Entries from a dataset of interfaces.
═══

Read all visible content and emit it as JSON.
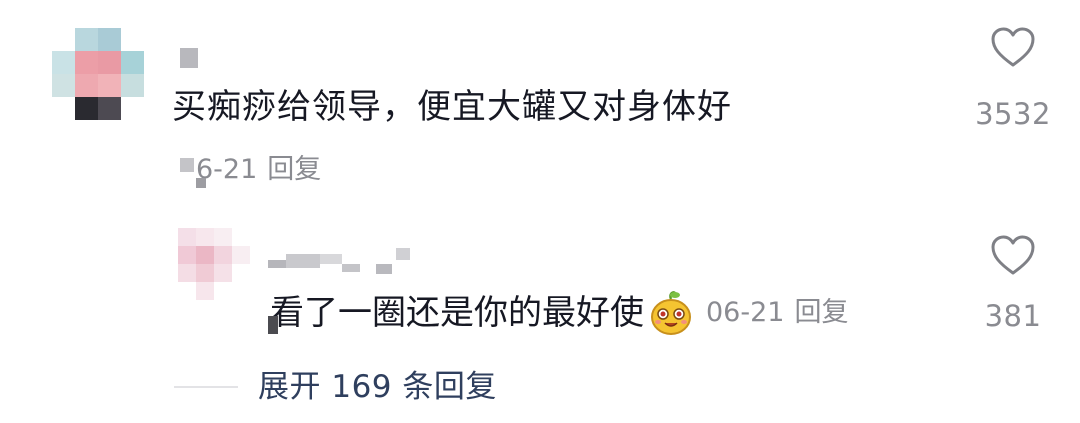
{
  "comment": {
    "text": "买痴痧给领导，便宜大罐又对身体好",
    "date": "6-21",
    "reply_label": "回复",
    "likes": "3532"
  },
  "reply": {
    "text": "看了一圈还是你的最好使",
    "date": "06-21",
    "reply_label": "回复",
    "likes": "381"
  },
  "expand": {
    "label": "展开 169 条回复"
  },
  "colors": {
    "text_primary": "#161823",
    "text_secondary": "#8a8b91",
    "link": "#2f3f5e"
  },
  "icons": {
    "like": "heart-outline-icon",
    "emoji": "smiling-face-emoji-icon"
  }
}
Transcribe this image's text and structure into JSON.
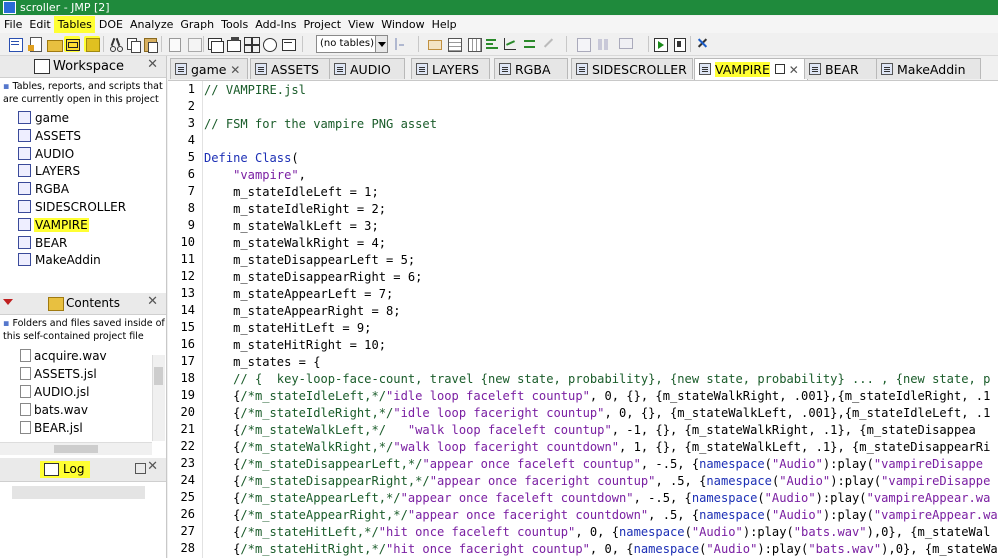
{
  "window": {
    "title": "scroller - JMP [2]"
  },
  "menu": [
    "File",
    "Edit",
    "Tables",
    "DOE",
    "Analyze",
    "Graph",
    "Tools",
    "Add-Ins",
    "Project",
    "View",
    "Window",
    "Help"
  ],
  "toolbar": {
    "table_select": "(no tables)"
  },
  "workspace": {
    "title": "Workspace",
    "hint": "Tables, reports, and scripts that are currently open in this project",
    "items": [
      "game",
      "ASSETS",
      "AUDIO",
      "LAYERS",
      "RGBA",
      "SIDESCROLLER",
      "VAMPIRE",
      "BEAR",
      "MakeAddin"
    ],
    "selected": "VAMPIRE"
  },
  "contents": {
    "title": "Contents",
    "hint": "Folders and files saved inside of this self-contained project file",
    "items": [
      "acquire.wav",
      "ASSETS.jsl",
      "AUDIO.jsl",
      "bats.wav",
      "BEAR.jsl"
    ]
  },
  "log": {
    "title": "Log"
  },
  "tabs": [
    "game",
    "ASSETS",
    "AUDIO",
    "LAYERS",
    "RGBA",
    "SIDESCROLLER",
    "VAMPIRE",
    "BEAR",
    "MakeAddin"
  ],
  "active_tab": "VAMPIRE",
  "highlight_color": "#ffff33",
  "code": {
    "line_numbers": [
      "1",
      "2",
      "3",
      "4",
      "5",
      "6",
      "7",
      "8",
      "9",
      "10",
      "11",
      "12",
      "13",
      "14",
      "15",
      "16",
      "17",
      "18",
      "19",
      "20",
      "21",
      "22",
      "23",
      "24",
      "25",
      "26",
      "27",
      "28"
    ],
    "lines": [
      [
        [
          "com",
          "// VAMPIRE.jsl"
        ]
      ],
      [],
      [
        [
          "com",
          "// FSM for the vampire PNG asset"
        ]
      ],
      [],
      [
        [
          "kw",
          "Define Class"
        ],
        [
          "txt",
          "("
        ]
      ],
      [
        [
          "txt",
          "    "
        ],
        [
          "str",
          "\"vampire\""
        ],
        [
          "txt",
          ","
        ]
      ],
      [
        [
          "txt",
          "    m_stateIdleLeft = 1;"
        ]
      ],
      [
        [
          "txt",
          "    m_stateIdleRight = 2;"
        ]
      ],
      [
        [
          "txt",
          "    m_stateWalkLeft = 3;"
        ]
      ],
      [
        [
          "txt",
          "    m_stateWalkRight = 4;"
        ]
      ],
      [
        [
          "txt",
          "    m_stateDisappearLeft = 5;"
        ]
      ],
      [
        [
          "txt",
          "    m_stateDisappearRight = 6;"
        ]
      ],
      [
        [
          "txt",
          "    m_stateAppearLeft = 7;"
        ]
      ],
      [
        [
          "txt",
          "    m_stateAppearRight = 8;"
        ]
      ],
      [
        [
          "txt",
          "    m_stateHitLeft = 9;"
        ]
      ],
      [
        [
          "txt",
          "    m_stateHitRight = 10;"
        ]
      ],
      [
        [
          "txt",
          "    m_states = {"
        ]
      ],
      [
        [
          "txt",
          "    "
        ],
        [
          "com",
          "// {  key-loop-face-count, travel {new state, probability}, {new state, probability} ... , {new state, p"
        ]
      ],
      [
        [
          "txt",
          "    {"
        ],
        [
          "com",
          "/*m_stateIdleLeft,*/"
        ],
        [
          "str",
          "\"idle loop faceleft countup\""
        ],
        [
          "txt",
          ", 0, {}, {m_stateWalkRight, .001},{m_stateIdleRight, .1"
        ]
      ],
      [
        [
          "txt",
          "    {"
        ],
        [
          "com",
          "/*m_stateIdleRight,*/"
        ],
        [
          "str",
          "\"idle loop faceright countup\""
        ],
        [
          "txt",
          ", 0, {}, {m_stateWalkLeft, .001},{m_stateIdleLeft, .1"
        ]
      ],
      [
        [
          "txt",
          "    {"
        ],
        [
          "com",
          "/*m_stateWalkLeft,*/"
        ],
        [
          "txt",
          "   "
        ],
        [
          "str",
          "\"walk loop faceleft countup\""
        ],
        [
          "txt",
          ", -1, {}, {m_stateWalkRight, .1}, {m_stateDisappea"
        ]
      ],
      [
        [
          "txt",
          "    {"
        ],
        [
          "com",
          "/*m_stateWalkRight,*/"
        ],
        [
          "str",
          "\"walk loop faceright countdown\""
        ],
        [
          "txt",
          ", 1, {}, {m_stateWalkLeft, .1}, {m_stateDisappearRi"
        ]
      ],
      [
        [
          "txt",
          "    {"
        ],
        [
          "com",
          "/*m_stateDisappearLeft,*/"
        ],
        [
          "str",
          "\"appear once faceleft countup\""
        ],
        [
          "txt",
          ", -.5, {"
        ],
        [
          "ns",
          "namespace"
        ],
        [
          "txt",
          "("
        ],
        [
          "str",
          "\"Audio\""
        ],
        [
          "txt",
          "):play("
        ],
        [
          "str",
          "\"vampireDisappe"
        ]
      ],
      [
        [
          "txt",
          "    {"
        ],
        [
          "com",
          "/*m_stateDisappearRight,*/"
        ],
        [
          "str",
          "\"appear once faceright countup\""
        ],
        [
          "txt",
          ", .5, {"
        ],
        [
          "ns",
          "namespace"
        ],
        [
          "txt",
          "("
        ],
        [
          "str",
          "\"Audio\""
        ],
        [
          "txt",
          "):play("
        ],
        [
          "str",
          "\"vampireDisappe"
        ]
      ],
      [
        [
          "txt",
          "    {"
        ],
        [
          "com",
          "/*m_stateAppearLeft,*/"
        ],
        [
          "str",
          "\"appear once faceleft countdown\""
        ],
        [
          "txt",
          ", -.5, {"
        ],
        [
          "ns",
          "namespace"
        ],
        [
          "txt",
          "("
        ],
        [
          "str",
          "\"Audio\""
        ],
        [
          "txt",
          "):play("
        ],
        [
          "str",
          "\"vampireAppear.wa"
        ]
      ],
      [
        [
          "txt",
          "    {"
        ],
        [
          "com",
          "/*m_stateAppearRight,*/"
        ],
        [
          "str",
          "\"appear once faceright countdown\""
        ],
        [
          "txt",
          ", .5, {"
        ],
        [
          "ns",
          "namespace"
        ],
        [
          "txt",
          "("
        ],
        [
          "str",
          "\"Audio\""
        ],
        [
          "txt",
          "):play("
        ],
        [
          "str",
          "\"vampireAppear.wa"
        ]
      ],
      [
        [
          "txt",
          "    {"
        ],
        [
          "com",
          "/*m_stateHitLeft,*/"
        ],
        [
          "str",
          "\"hit once faceleft countup\""
        ],
        [
          "txt",
          ", 0, {"
        ],
        [
          "ns",
          "namespace"
        ],
        [
          "txt",
          "("
        ],
        [
          "str",
          "\"Audio\""
        ],
        [
          "txt",
          "):play("
        ],
        [
          "str",
          "\"bats.wav\""
        ],
        [
          "txt",
          "),0}, {m_stateWal"
        ]
      ],
      [
        [
          "txt",
          "    {"
        ],
        [
          "com",
          "/*m_stateHitRight,*/"
        ],
        [
          "str",
          "\"hit once faceright countup\""
        ],
        [
          "txt",
          ", 0, {"
        ],
        [
          "ns",
          "namespace"
        ],
        [
          "txt",
          "("
        ],
        [
          "str",
          "\"Audio\""
        ],
        [
          "txt",
          "):play("
        ],
        [
          "str",
          "\"bats.wav\""
        ],
        [
          "txt",
          "),0}, {m_stateWal"
        ]
      ]
    ]
  }
}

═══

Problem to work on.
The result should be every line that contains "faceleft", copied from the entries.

Result of the task.
          "\"idle loop faceleft countup\""
          "\"walk loop faceleft countup\""
          "\"appear once faceleft countup\""
          "\"appear once faceleft countdown\""
          "\"hit once faceleft countup\""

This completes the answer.